═══ Extracted data

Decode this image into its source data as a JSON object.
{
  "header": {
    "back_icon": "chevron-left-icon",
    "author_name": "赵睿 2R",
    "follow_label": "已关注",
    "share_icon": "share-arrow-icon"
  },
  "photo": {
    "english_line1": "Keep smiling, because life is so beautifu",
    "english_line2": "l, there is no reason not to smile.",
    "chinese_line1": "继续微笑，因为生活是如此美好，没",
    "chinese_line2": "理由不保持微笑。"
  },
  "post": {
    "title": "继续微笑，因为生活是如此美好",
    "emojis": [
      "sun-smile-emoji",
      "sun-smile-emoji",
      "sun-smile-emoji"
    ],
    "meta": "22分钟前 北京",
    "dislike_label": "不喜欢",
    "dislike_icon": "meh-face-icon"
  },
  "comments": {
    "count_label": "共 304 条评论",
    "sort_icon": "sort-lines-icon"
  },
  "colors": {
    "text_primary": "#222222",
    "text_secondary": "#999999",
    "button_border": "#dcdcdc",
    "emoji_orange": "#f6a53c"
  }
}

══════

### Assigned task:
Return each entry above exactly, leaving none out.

### Task output:
Decode this image into its source data as a JSON object.
{
  "header": {
    "back_icon": "chevron-left-icon",
    "author_name": "赵睿 2R",
    "follow_label": "已关注",
    "share_icon": "share-arrow-icon"
  },
  "photo": {
    "english_line1": "Keep smiling, because life is so beautifu",
    "english_line2": "l, there is no reason not to smile.",
    "chinese_line1": "继续微笑，因为生活是如此美好，没",
    "chinese_line2": "理由不保持微笑。"
  },
  "post": {
    "title": "继续微笑，因为生活是如此美好",
    "emojis": [
      "sun-smile-emoji",
      "sun-smile-emoji",
      "sun-smile-emoji"
    ],
    "meta": "22分钟前 北京",
    "dislike_label": "不喜欢",
    "dislike_icon": "meh-face-icon"
  },
  "comments": {
    "count_label": "共 304 条评论",
    "sort_icon": "sort-lines-icon"
  },
  "colors": {
    "text_primary": "#222222",
    "text_secondary": "#999999",
    "button_border": "#dcdcdc",
    "emoji_orange": "#f6a53c"
  }
}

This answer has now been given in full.